**TO DO:**
The word "JSON" occurs in some lines of the listing. Copy those lines.

[DATASET RECORDS Boundary: Start]

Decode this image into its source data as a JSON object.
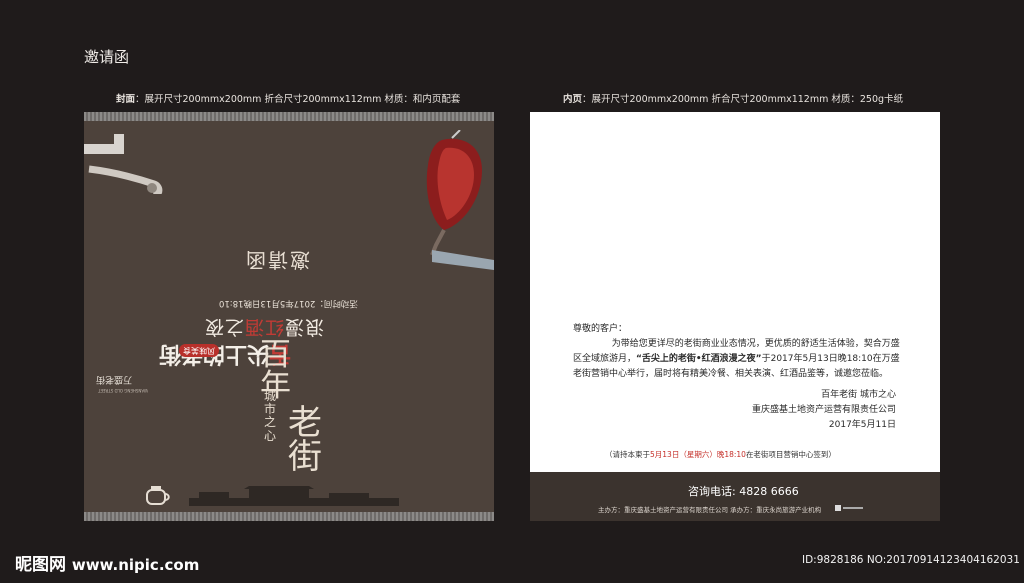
{
  "page_title": "邀请函",
  "cover_spec": {
    "label": "封面",
    "text": "：展开尺寸200mmx200mm 折合尺寸200mmx112mm 材质：和内页配套"
  },
  "inner_spec": {
    "label": "内页",
    "text": "：展开尺寸200mmx200mm 折合尺寸200mmx112mm 材质：250g卡纸"
  },
  "cover": {
    "title": "邀请函",
    "event_date": "活动时间：2017年5月13日晚18:10",
    "event_name_prefix": "浪漫",
    "event_name_red": "红酒",
    "event_name_suffix": "之夜",
    "headline_red": "舌",
    "headline_rest": "尖上的老街",
    "badge": "风味美食",
    "brand": "万盛老街",
    "brand_sub": "WANSHENG OLD STREET",
    "calligraphy_a": "百年",
    "calligraphy_b": "老街",
    "calligraphy_small": "城市之心"
  },
  "inner": {
    "salutation": "尊敬的客户：",
    "body_before": "为带给您更详尽的老街商业业态情况，更优质的舒适生活体验，契合万盛区全域旅游月，",
    "body_highlight": "“舌尖上的老街•红酒浪漫之夜”",
    "body_after": "于2017年5月13日晚18:10在万盛老街营销中心举行，届时将有精美冷餐、相关表演、红酒品鉴等，诚邀您莅临。",
    "sign_slogan": "百年老街  城市之心",
    "sign_company": "重庆盛基土地资产运营有限责任公司",
    "sign_date": "2017年5月11日",
    "note_prefix": "（请持本柬于",
    "note_red": "5月13日（星期六）晚18:10",
    "note_suffix": "在老街项目营销中心签到）",
    "hotline_label": "咨询电话:",
    "hotline_number": "4828 6666",
    "credits": "主办方：重庆盛基土地资产运营有限责任公司     承办方：重庆永尚旅游产业机构"
  },
  "watermark": {
    "site": "昵图网",
    "url": "www.nipic.com",
    "id_text": "ID:9828186 NO:20170914123404162031"
  }
}
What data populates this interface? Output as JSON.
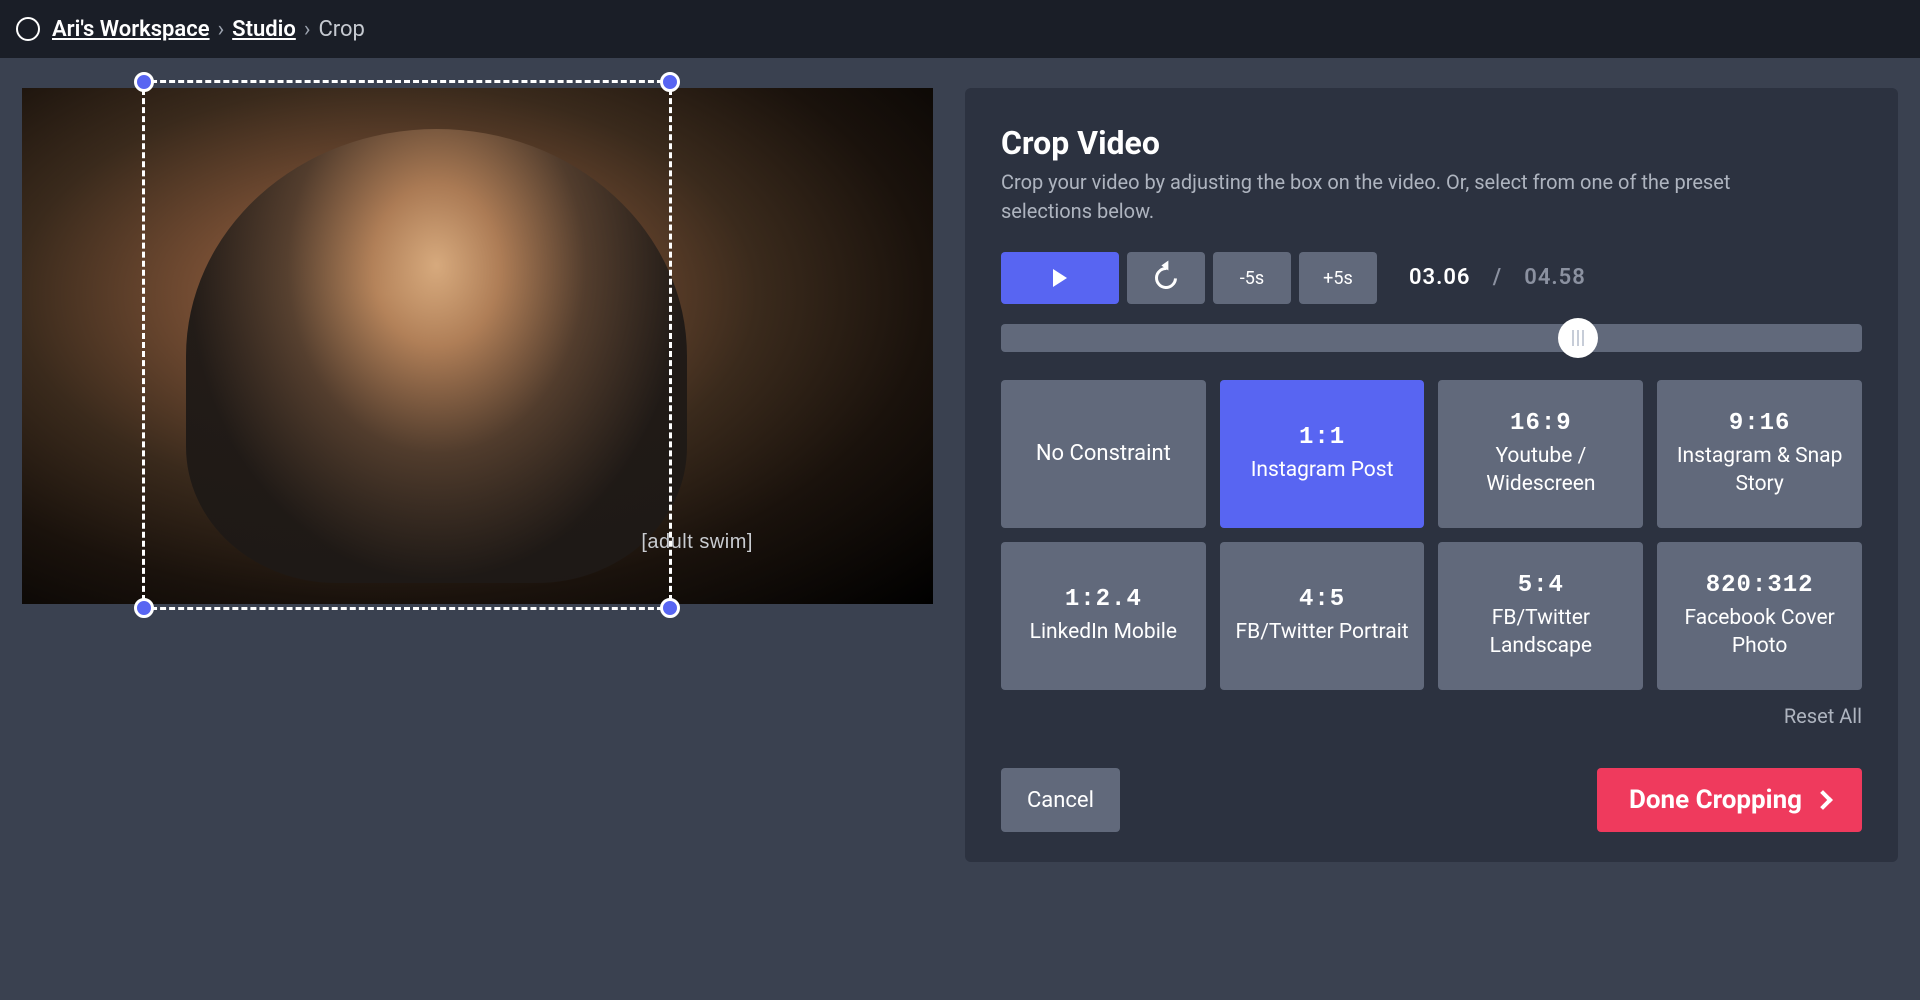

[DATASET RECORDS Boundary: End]

**ANSWER TO THE EXERCISE:**
Decode this image into its source data as a JSON object.
What data populates this interface? Output as JSON.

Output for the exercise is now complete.